__Records for this task__.
┌──
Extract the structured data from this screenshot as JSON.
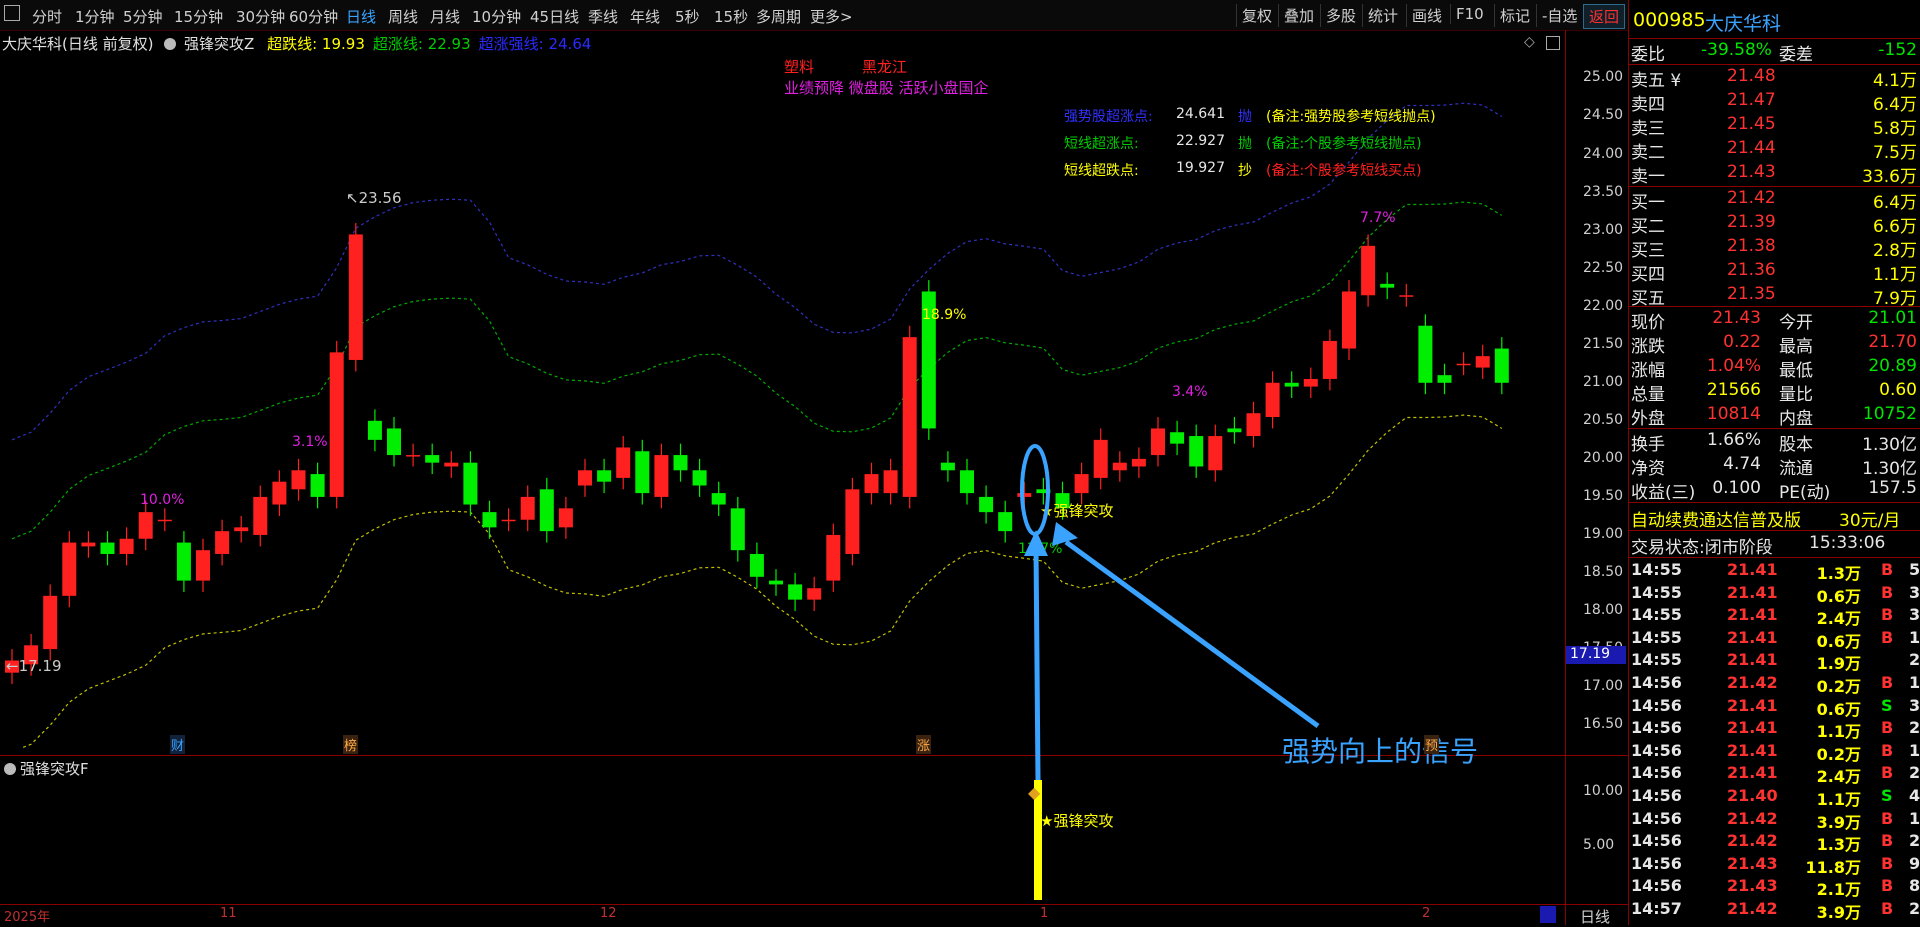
{
  "toolbar": {
    "menu_icon": "square-icon",
    "periods": [
      "分时",
      "1分钟",
      "5分钟",
      "15分钟",
      "30分钟",
      "60分钟",
      "日线",
      "周线",
      "月线",
      "10分钟",
      "45日线",
      "季线",
      "年线",
      "5秒",
      "15秒",
      "多周期",
      "更多>"
    ],
    "active_period": "日线",
    "right_buttons": [
      "复权",
      "叠加",
      "多股",
      "统计",
      "画线",
      "F10",
      "标记",
      "-自选",
      "返回"
    ]
  },
  "chart": {
    "stock_title": "大庆华科(日线 前复权)",
    "indicator_name": "强锋突攻Z",
    "lines": [
      {
        "label": "超跌线:",
        "value": "19.93",
        "color": "#ffff00"
      },
      {
        "label": "超涨线:",
        "value": "22.93",
        "color": "#00cc00"
      },
      {
        "label": "超涨强线:",
        "value": "24.64",
        "color": "#2a2aff"
      }
    ],
    "tags": {
      "row1": [
        "塑料",
        "黑龙江"
      ],
      "row2": "业绩预降 微盘股 活跃小盘国企"
    },
    "info_rows": [
      {
        "label": "强势股超涨点:",
        "value": "24.641",
        "action": "抛",
        "note": "(备注:强势股参考短线抛点)",
        "color": "#3030ff",
        "note_color": "#ffff00"
      },
      {
        "label": "短线超涨点:",
        "value": "22.927",
        "action": "抛",
        "note": "(备注:个股参考短线抛点)",
        "color": "#00cc00",
        "note_color": "#00cc00"
      },
      {
        "label": "短线超跌点:",
        "value": "19.927",
        "action": "抄",
        "note": "(备注:个股参考短线买点)",
        "color": "#ffff00",
        "note_color": "#ff2020"
      }
    ],
    "y_axis": [
      "25.00",
      "24.50",
      "24.00",
      "23.50",
      "23.00",
      "22.50",
      "22.00",
      "21.50",
      "21.00",
      "20.50",
      "20.00",
      "19.50",
      "19.00",
      "18.50",
      "18.00",
      "17.50",
      "17.00",
      "16.50"
    ],
    "current_price_tag": "17.19",
    "annotations": {
      "high_label": "23.56",
      "low_label": "17.19",
      "pct_labels": [
        "10.0%",
        "3.1%",
        "18.9%",
        "3.4%",
        "7.7%",
        "13.7%"
      ],
      "signal_text": "强锋突攻",
      "callout": "强势向上的信号",
      "event_badges": [
        "财",
        "榜",
        "涨",
        "预"
      ]
    },
    "sub_indicator": "强锋突攻F",
    "sub_y_axis": [
      "10.00",
      "5.00"
    ],
    "sub_signal": "强锋突攻",
    "x_axis": [
      "2025年",
      "11",
      "12",
      "1",
      "2"
    ],
    "x_period": "日线"
  },
  "chart_data": {
    "type": "candlestick",
    "title": "大庆华科(日线 前复权)",
    "ylim": [
      16.2,
      25.4
    ],
    "candles": [
      {
        "o": 17.19,
        "c": 17.35
      },
      {
        "o": 17.3,
        "c": 17.55
      },
      {
        "o": 17.5,
        "c": 18.2
      },
      {
        "o": 18.2,
        "c": 18.9
      },
      {
        "o": 18.85,
        "c": 18.9
      },
      {
        "o": 18.9,
        "c": 18.75
      },
      {
        "o": 18.75,
        "c": 18.95
      },
      {
        "o": 18.95,
        "c": 19.3
      },
      {
        "o": 19.2,
        "c": 19.2
      },
      {
        "o": 18.9,
        "c": 18.4
      },
      {
        "o": 18.4,
        "c": 18.8
      },
      {
        "o": 18.75,
        "c": 19.05
      },
      {
        "o": 19.05,
        "c": 19.1
      },
      {
        "o": 19.0,
        "c": 19.5
      },
      {
        "o": 19.4,
        "c": 19.7
      },
      {
        "o": 19.6,
        "c": 19.85
      },
      {
        "o": 19.8,
        "c": 19.5
      },
      {
        "o": 19.5,
        "c": 21.4
      },
      {
        "o": 21.3,
        "c": 22.95
      },
      {
        "o": 20.5,
        "c": 20.25
      },
      {
        "o": 20.4,
        "c": 20.05
      },
      {
        "o": 20.05,
        "c": 20.05
      },
      {
        "o": 20.05,
        "c": 19.95
      },
      {
        "o": 19.9,
        "c": 19.95
      },
      {
        "o": 19.95,
        "c": 19.4
      },
      {
        "o": 19.3,
        "c": 19.1
      },
      {
        "o": 19.2,
        "c": 19.2
      },
      {
        "o": 19.2,
        "c": 19.5
      },
      {
        "o": 19.6,
        "c": 19.05
      },
      {
        "o": 19.1,
        "c": 19.35
      },
      {
        "o": 19.65,
        "c": 19.85
      },
      {
        "o": 19.85,
        "c": 19.7
      },
      {
        "o": 19.75,
        "c": 20.15
      },
      {
        "o": 20.1,
        "c": 19.55
      },
      {
        "o": 19.5,
        "c": 20.05
      },
      {
        "o": 20.05,
        "c": 19.85
      },
      {
        "o": 19.85,
        "c": 19.65
      },
      {
        "o": 19.55,
        "c": 19.4
      },
      {
        "o": 19.35,
        "c": 18.8
      },
      {
        "o": 18.75,
        "c": 18.45
      },
      {
        "o": 18.4,
        "c": 18.35
      },
      {
        "o": 18.35,
        "c": 18.15
      },
      {
        "o": 18.15,
        "c": 18.3
      },
      {
        "o": 18.4,
        "c": 19.0
      },
      {
        "o": 18.75,
        "c": 19.6
      },
      {
        "o": 19.55,
        "c": 19.8
      },
      {
        "o": 19.55,
        "c": 19.85
      },
      {
        "o": 19.5,
        "c": 21.6
      },
      {
        "o": 22.2,
        "c": 20.4
      },
      {
        "o": 19.95,
        "c": 19.85
      },
      {
        "o": 19.85,
        "c": 19.55
      },
      {
        "o": 19.5,
        "c": 19.3
      },
      {
        "o": 19.3,
        "c": 19.05
      },
      {
        "o": 19.5,
        "c": 19.55
      },
      {
        "o": 19.6,
        "c": 19.55
      },
      {
        "o": 19.55,
        "c": 19.35
      },
      {
        "o": 19.55,
        "c": 19.8
      },
      {
        "o": 19.75,
        "c": 20.25
      },
      {
        "o": 19.85,
        "c": 19.95
      },
      {
        "o": 19.9,
        "c": 20.0
      },
      {
        "o": 20.05,
        "c": 20.4
      },
      {
        "o": 20.35,
        "c": 20.2
      },
      {
        "o": 20.3,
        "c": 19.9
      },
      {
        "o": 19.85,
        "c": 20.3
      },
      {
        "o": 20.4,
        "c": 20.35
      },
      {
        "o": 20.3,
        "c": 20.6
      },
      {
        "o": 20.55,
        "c": 21.0
      },
      {
        "o": 21.0,
        "c": 20.95
      },
      {
        "o": 20.95,
        "c": 21.05
      },
      {
        "o": 21.05,
        "c": 21.55
      },
      {
        "o": 21.45,
        "c": 22.2
      },
      {
        "o": 22.15,
        "c": 22.8
      },
      {
        "o": 22.3,
        "c": 22.25
      },
      {
        "o": 22.15,
        "c": 22.15
      },
      {
        "o": 21.75,
        "c": 21.0
      },
      {
        "o": 21.1,
        "c": 21.0
      },
      {
        "o": 21.25,
        "c": 21.25
      },
      {
        "o": 21.2,
        "c": 21.35
      },
      {
        "o": 21.45,
        "c": 21.0
      }
    ]
  },
  "quote": {
    "code": "000985",
    "name": "大庆华科",
    "weibi_label": "委比",
    "weibi": "-39.58%",
    "weicha_label": "委差",
    "weicha": "-152",
    "asks": [
      {
        "label": "卖五 ¥",
        "price": "21.48",
        "vol": "4.1万"
      },
      {
        "label": "卖四",
        "price": "21.47",
        "vol": "6.4万"
      },
      {
        "label": "卖三",
        "price": "21.45",
        "vol": "5.8万"
      },
      {
        "label": "卖二",
        "price": "21.44",
        "vol": "7.5万"
      },
      {
        "label": "卖一",
        "price": "21.43",
        "vol": "33.6万"
      }
    ],
    "bids": [
      {
        "label": "买一",
        "price": "21.42",
        "vol": "6.4万"
      },
      {
        "label": "买二",
        "price": "21.39",
        "vol": "6.6万"
      },
      {
        "label": "买三",
        "price": "21.38",
        "vol": "2.8万"
      },
      {
        "label": "买四",
        "price": "21.36",
        "vol": "1.1万"
      },
      {
        "label": "买五",
        "price": "21.35",
        "vol": "7.9万"
      }
    ],
    "stats": [
      {
        "l1": "现价",
        "v1": "21.43",
        "c1": "red",
        "l2": "今开",
        "v2": "21.01",
        "c2": "green"
      },
      {
        "l1": "涨跌",
        "v1": "0.22",
        "c1": "red",
        "l2": "最高",
        "v2": "21.70",
        "c2": "red"
      },
      {
        "l1": "涨幅",
        "v1": "1.04%",
        "c1": "red",
        "l2": "最低",
        "v2": "20.89",
        "c2": "green"
      },
      {
        "l1": "总量",
        "v1": "21566",
        "c1": "yel",
        "l2": "量比",
        "v2": "0.60",
        "c2": "yel"
      },
      {
        "l1": "外盘",
        "v1": "10814",
        "c1": "red",
        "l2": "内盘",
        "v2": "10752",
        "c2": "green"
      }
    ],
    "stats2": [
      {
        "l1": "换手",
        "v1": "1.66%",
        "l2": "股本",
        "v2": "1.30亿"
      },
      {
        "l1": "净资",
        "v1": "4.74",
        "l2": "流通",
        "v2": "1.30亿"
      },
      {
        "l1": "收益(三)",
        "v1": "0.100",
        "l2": "PE(动)",
        "v2": "157.5"
      }
    ],
    "ad_text": "自动续费通达信普及版",
    "ad_price": "30元/月",
    "trade_status": "交易状态:闭市阶段",
    "trade_time": "15:33:06",
    "ticks": [
      {
        "t": "14:55",
        "p": "21.41",
        "v": "1.3万",
        "s": "B",
        "n": "5"
      },
      {
        "t": "14:55",
        "p": "21.41",
        "v": "0.6万",
        "s": "B",
        "n": "3"
      },
      {
        "t": "14:55",
        "p": "21.41",
        "v": "2.4万",
        "s": "B",
        "n": "3"
      },
      {
        "t": "14:55",
        "p": "21.41",
        "v": "0.6万",
        "s": "B",
        "n": "1"
      },
      {
        "t": "14:55",
        "p": "21.41",
        "v": "1.9万",
        "s": "",
        "n": "2"
      },
      {
        "t": "14:56",
        "p": "21.42",
        "v": "0.2万",
        "s": "B",
        "n": "1"
      },
      {
        "t": "14:56",
        "p": "21.41",
        "v": "0.6万",
        "s": "S",
        "n": "3"
      },
      {
        "t": "14:56",
        "p": "21.41",
        "v": "1.1万",
        "s": "B",
        "n": "2"
      },
      {
        "t": "14:56",
        "p": "21.41",
        "v": "0.2万",
        "s": "B",
        "n": "1"
      },
      {
        "t": "14:56",
        "p": "21.41",
        "v": "2.4万",
        "s": "B",
        "n": "2"
      },
      {
        "t": "14:56",
        "p": "21.40",
        "v": "1.1万",
        "s": "S",
        "n": "4"
      },
      {
        "t": "14:56",
        "p": "21.42",
        "v": "3.9万",
        "s": "B",
        "n": "1"
      },
      {
        "t": "14:56",
        "p": "21.42",
        "v": "1.3万",
        "s": "B",
        "n": "2"
      },
      {
        "t": "14:56",
        "p": "21.43",
        "v": "11.8万",
        "s": "B",
        "n": "9"
      },
      {
        "t": "14:56",
        "p": "21.43",
        "v": "2.1万",
        "s": "B",
        "n": "8"
      },
      {
        "t": "14:57",
        "p": "21.42",
        "v": "3.9万",
        "s": "B",
        "n": "2"
      }
    ]
  }
}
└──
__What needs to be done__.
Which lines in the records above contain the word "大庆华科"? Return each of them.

__Task result__.
    "stock_title": "大庆华科(日线 前复权)",
    "title": "大庆华科(日线 前复权)",
    "name": "大庆华科",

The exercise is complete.